The names: Devon, Somerset and Cornwall have an instant association of warmth and cosiness for me; they are reassuring and safe places. They are all about cream, cider apples pasties and beautiful coast lines; when compared to the likes of steel, cotton, black puddings, and other dubious products associated with some of our other counties, for me the south-west of England is the winner. Of course, my coloured view is most likely down to a childhood holiday. Our parents were quite brave to drive us all the way down there from Preston back in something like 1960, especially when I think about the car - an old Post Office van; a Morris with a smiling front. The way these vehicles were sold by the PO was by inviting offers from prospective buyers, and from what I recall, my Mum and Dad offered the princely sum of £7.00. On it’s acquirement my Father painted it blue, and being a joiner, he fitted it out with these bench-like seats in the back which were covered in this sort of fake leather, PVC type of material. There was a layer of foam between the cover and the wood that could be described as, well, minimalist. Maybe this is why I prefer to stand up so much these days.
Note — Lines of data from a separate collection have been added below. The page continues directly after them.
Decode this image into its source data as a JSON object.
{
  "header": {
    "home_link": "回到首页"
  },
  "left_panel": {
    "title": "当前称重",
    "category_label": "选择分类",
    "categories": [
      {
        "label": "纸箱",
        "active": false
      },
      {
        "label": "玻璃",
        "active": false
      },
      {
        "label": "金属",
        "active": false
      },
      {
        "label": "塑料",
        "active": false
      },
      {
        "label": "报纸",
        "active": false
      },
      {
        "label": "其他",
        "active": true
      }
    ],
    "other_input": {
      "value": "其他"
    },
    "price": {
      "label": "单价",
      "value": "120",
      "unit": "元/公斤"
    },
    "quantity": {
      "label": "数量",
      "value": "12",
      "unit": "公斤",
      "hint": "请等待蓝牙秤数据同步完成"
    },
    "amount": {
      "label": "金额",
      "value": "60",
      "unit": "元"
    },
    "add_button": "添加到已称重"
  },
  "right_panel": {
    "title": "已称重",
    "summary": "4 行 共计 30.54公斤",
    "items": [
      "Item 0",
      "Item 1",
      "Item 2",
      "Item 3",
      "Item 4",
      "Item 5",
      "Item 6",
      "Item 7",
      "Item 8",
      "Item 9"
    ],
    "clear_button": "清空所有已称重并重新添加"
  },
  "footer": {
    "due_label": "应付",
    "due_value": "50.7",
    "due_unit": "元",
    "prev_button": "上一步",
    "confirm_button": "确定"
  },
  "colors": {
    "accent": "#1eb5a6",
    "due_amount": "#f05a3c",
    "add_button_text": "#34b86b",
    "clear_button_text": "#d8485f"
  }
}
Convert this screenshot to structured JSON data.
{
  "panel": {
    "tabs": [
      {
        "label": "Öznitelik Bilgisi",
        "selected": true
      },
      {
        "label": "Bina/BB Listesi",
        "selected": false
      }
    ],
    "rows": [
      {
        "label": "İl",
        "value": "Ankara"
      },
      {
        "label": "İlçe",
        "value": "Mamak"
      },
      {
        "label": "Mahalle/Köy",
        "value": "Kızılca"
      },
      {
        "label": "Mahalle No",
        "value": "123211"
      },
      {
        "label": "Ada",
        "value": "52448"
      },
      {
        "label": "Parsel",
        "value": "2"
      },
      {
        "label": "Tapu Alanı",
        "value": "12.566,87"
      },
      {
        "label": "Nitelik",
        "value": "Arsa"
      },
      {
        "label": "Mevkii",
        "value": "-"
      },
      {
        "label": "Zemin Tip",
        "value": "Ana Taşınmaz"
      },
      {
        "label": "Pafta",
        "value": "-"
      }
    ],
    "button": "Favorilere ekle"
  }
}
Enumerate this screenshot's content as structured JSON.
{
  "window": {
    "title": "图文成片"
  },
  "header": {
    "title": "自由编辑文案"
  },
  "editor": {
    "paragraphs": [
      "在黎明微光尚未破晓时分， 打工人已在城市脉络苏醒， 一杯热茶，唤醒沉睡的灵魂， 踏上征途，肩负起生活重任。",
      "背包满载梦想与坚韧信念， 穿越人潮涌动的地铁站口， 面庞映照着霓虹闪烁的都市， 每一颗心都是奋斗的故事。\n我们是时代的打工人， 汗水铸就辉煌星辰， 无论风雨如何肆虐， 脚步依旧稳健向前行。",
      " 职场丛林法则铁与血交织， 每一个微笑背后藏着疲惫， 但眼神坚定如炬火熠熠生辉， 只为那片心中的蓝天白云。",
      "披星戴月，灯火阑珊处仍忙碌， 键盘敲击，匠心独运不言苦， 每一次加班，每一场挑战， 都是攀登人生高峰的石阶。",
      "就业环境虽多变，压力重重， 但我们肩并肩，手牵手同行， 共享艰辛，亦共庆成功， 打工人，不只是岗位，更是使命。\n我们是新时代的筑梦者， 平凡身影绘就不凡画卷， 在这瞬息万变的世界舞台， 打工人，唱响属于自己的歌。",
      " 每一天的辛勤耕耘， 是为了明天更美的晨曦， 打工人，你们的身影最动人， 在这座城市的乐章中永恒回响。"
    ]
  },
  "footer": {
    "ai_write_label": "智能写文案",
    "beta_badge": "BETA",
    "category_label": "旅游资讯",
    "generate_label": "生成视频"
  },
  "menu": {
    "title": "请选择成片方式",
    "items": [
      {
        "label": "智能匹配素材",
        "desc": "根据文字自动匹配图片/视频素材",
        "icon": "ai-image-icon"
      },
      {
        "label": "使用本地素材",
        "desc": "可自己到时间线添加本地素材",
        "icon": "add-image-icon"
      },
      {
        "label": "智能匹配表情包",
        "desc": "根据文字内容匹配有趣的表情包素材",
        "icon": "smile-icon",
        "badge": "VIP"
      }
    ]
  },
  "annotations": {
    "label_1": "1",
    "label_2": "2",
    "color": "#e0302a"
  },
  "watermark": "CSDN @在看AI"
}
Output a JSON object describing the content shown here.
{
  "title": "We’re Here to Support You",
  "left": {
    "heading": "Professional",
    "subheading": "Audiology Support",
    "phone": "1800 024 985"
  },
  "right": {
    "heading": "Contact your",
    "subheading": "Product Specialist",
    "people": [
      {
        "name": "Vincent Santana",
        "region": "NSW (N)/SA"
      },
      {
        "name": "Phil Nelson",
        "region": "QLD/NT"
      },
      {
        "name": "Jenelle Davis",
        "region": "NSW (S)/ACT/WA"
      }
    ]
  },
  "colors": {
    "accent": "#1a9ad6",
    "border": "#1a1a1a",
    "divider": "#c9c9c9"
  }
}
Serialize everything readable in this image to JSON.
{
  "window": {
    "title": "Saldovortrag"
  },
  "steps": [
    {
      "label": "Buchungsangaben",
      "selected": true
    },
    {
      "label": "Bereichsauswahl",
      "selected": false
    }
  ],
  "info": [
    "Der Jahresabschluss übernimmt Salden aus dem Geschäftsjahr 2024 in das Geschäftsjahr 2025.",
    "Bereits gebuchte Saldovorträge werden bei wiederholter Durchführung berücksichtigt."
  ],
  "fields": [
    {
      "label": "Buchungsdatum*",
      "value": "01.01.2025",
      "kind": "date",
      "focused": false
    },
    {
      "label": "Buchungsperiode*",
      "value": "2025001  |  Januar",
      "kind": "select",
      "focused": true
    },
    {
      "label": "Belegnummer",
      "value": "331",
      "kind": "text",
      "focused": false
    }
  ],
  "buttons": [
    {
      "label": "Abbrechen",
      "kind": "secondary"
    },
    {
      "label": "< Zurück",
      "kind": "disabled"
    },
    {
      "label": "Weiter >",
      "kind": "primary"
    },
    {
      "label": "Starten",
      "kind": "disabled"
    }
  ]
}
There was, of course, no concept then of such things as seat belts, but there was also no concept of this car travelling at speeds greater than 40 mph; there may have been one occasion when we overtook someone; I recall us cheering in the back. In the end, via central and south Wales, we got to Devon, and then got back home. It was a great childhood holiday, and there’s no doubt that wherever you have a good or a bad time as a child you will most probably continue to view those places in a corresponding light for the rest of your life. The show was a very good one tonight in Weston-Super-Mare, but you know, it wouldn’t have really mattered if it hadn’t been; I like this place - unconditionally.